• _Task prompt_
Which lines of the records below contain the word "フーコック"? Report each of them in full.

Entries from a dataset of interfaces
Start of Block

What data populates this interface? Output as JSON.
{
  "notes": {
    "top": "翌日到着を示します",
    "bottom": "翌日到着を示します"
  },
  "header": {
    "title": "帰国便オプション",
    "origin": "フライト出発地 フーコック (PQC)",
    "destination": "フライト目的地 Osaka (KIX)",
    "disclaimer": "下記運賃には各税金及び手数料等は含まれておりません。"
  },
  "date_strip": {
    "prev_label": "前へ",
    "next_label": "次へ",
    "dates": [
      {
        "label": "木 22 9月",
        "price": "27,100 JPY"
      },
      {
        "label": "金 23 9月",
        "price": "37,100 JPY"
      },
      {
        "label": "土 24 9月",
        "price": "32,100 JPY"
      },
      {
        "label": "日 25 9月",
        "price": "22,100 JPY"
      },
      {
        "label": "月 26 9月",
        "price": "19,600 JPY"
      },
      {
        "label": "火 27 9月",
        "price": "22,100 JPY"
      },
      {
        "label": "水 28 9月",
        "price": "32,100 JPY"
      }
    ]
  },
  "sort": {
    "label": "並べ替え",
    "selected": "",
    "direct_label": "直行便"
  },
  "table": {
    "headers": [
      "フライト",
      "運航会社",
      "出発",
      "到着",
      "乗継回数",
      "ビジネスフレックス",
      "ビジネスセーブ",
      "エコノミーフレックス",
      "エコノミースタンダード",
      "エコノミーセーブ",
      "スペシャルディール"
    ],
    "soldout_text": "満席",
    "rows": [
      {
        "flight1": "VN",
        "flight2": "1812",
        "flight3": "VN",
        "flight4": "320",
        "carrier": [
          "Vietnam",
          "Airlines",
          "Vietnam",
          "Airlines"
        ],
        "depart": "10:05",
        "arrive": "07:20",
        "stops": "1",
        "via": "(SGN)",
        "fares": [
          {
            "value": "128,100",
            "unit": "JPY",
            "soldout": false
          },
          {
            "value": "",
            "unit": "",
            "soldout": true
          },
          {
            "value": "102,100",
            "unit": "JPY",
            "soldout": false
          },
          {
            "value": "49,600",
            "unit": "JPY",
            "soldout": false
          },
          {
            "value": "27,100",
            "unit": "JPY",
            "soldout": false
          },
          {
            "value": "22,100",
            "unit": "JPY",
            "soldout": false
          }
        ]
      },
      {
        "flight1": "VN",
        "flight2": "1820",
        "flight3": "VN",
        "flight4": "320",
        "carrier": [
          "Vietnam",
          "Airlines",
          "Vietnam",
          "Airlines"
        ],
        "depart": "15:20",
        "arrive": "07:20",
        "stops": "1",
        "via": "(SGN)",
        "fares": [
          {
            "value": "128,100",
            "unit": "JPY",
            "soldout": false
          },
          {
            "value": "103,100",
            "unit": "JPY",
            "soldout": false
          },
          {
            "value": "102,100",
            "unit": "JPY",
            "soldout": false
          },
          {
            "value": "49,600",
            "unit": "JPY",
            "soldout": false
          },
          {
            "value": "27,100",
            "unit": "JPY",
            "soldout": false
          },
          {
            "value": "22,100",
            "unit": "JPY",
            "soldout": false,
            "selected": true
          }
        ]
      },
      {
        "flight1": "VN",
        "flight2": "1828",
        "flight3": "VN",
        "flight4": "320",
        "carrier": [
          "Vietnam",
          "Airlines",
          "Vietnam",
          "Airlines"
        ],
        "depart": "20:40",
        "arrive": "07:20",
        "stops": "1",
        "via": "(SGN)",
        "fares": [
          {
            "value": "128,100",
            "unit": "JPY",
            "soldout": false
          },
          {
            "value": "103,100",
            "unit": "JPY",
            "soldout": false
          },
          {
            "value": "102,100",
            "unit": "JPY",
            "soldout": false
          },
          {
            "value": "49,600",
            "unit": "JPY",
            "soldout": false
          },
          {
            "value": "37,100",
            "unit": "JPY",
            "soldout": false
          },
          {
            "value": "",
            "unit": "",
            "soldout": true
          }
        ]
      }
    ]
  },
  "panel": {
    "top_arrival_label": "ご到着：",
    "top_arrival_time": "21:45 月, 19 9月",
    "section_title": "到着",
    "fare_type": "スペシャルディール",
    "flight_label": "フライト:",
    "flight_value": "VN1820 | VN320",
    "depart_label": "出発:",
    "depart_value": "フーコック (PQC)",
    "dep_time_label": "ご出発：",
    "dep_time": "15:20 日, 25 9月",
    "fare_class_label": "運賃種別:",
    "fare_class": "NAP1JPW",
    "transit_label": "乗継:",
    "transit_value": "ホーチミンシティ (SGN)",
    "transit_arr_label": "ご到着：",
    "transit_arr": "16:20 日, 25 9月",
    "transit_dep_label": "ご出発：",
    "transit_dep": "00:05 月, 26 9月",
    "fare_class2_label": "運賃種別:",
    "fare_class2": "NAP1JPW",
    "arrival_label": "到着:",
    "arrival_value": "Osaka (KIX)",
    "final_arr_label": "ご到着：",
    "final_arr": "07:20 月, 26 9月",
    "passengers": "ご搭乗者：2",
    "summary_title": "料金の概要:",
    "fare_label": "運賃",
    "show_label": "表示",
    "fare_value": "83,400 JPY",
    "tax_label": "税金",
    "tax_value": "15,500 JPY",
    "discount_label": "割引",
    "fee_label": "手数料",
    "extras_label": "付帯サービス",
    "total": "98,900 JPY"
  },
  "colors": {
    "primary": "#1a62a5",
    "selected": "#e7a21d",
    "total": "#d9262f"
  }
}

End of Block

• _Result below_
    "origin": "フライト出発地 フーコック (PQC)",
    "depart_value": "フーコック (PQC)",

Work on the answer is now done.